20 October 2022
One size does not fit all. It never has, and it never will.
What has happened in the last fortnight at the Essendon Football Club has taken me a while to get my head around. And many in the community may observe the happenings at the Bombers (a team I once supported) and not think much of it. But I beg anyone who reads this to stop for a moment and consider what happened and what it actually means.
Andrew Thorburn was the CEO of the Essendon Football Club for about one day. Before that he was the CEO at the Bank of New Zealand and the National Australia Bank – two of the most important jobs in Australian business.
Sadly though, Thorburn had to resign from his new role at Essendon in what I think are some of the most outrageous circumstances in recent times.
It all started in 2013, nearly one decade ago, when a pastor preached things that not everyone agrees with, but nonetheless on principles central to the Christian faith and embedded firmly in the Bible.
Mr Thorburn became a member of this church in 2014 and Chairman in 2018. It is this association, and especially in relation to a sermon preached before Mr Thorburn joined the church, that led to his resignation.
Outrageously, Essendon made Mr Thorburn choose between his role as Chairman of the church and his new job as CEO of the Essendon Football Club, the club he has supported since boyhood, and upon the announcement, he stated that it was “one of the proudest moments of my life”.
The beliefs and principles that the church group and Mr Thorburn hold have been tolerated in our inclusive community up until now, and are shared by a number of other faiths, including Islam to name but one.
And, while Mr Thorburn’s appointment apparently highly offended some people, the same rage (from people like Dan Andrews) was not expressed when it was reported that an AFLW player chose to not partake in the recent Pride Round.
So to be clear: Thorburn did not deliver the sermon, he wasn’t even a member at the church when it was preached, and he has made clear he doesn’t “always agree with what’s said” there.

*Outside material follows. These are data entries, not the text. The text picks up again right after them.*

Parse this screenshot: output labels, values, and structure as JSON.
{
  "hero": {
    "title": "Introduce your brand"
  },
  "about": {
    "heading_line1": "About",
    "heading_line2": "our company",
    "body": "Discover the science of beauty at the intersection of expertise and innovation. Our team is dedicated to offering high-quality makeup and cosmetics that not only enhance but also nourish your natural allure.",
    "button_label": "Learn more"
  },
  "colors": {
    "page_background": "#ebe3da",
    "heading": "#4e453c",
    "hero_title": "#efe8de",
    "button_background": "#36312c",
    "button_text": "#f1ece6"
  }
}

Yet he was, in effect, forced out of his job because the Essendon Board didn’t agree with what was said and, fundamentally, his faith.
While we, as Australians, have long respected each other’s differences, noting one size does not fit everyone, it now appears that if you don’t fit into many people’s ideals, ideals that are increasingly anti-Christian – you go.

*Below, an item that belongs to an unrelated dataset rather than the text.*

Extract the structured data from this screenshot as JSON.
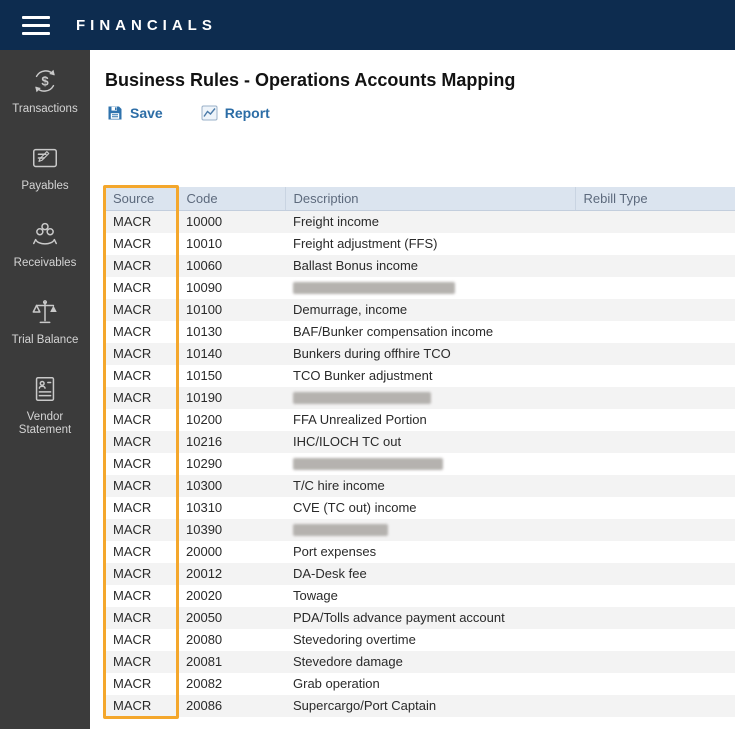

This is a very dangerous precedent, one that flies in the face of what it means to be an Australian in our pluralistic society that is meant to be inclusive and tolerant.
It is on this dangerous precedent I was drawn back to a story I was told and one that I repeated in my first speech to the Senate six years ago. That was the story of Fran Mirakaj, who was executed by the communist dictatorship in Albania because he refused to renounce his Christian faith.
Mirakaj could have kept his life if he had, at gunpoint, chosen to deny his belief in Jesus Christ. He chose not to, and he was killed.
Thankfully there are gulfs between Thorburn’s experience and Mirakaj’s death, but the principle remains the same. Where do we draw the line at allowing people to freely observe their beliefs before it starts to impact on whether they can keep their jobs?
To allow another to hold or practise their beliefs, you don’t need to share them. But respecting that they and others hold such beliefs is an important part of what makes our country great, or at least it used to.
Thankfully, in 2022 it is wrong to fire someone because of their skin colour, their sexual orientation or their gender. The same should apply to one’s faith – but we now have evidence that it does not.
And in case you’re wondering – while I am a Christian myself, I would be writing exactly the same way if a person from any religious denomination had been fired from being CEO of Essendon because of their faith.
What Essendon has done to Thorburn and to Christians across the country is wrong, it is shameful, and it is unAustralian.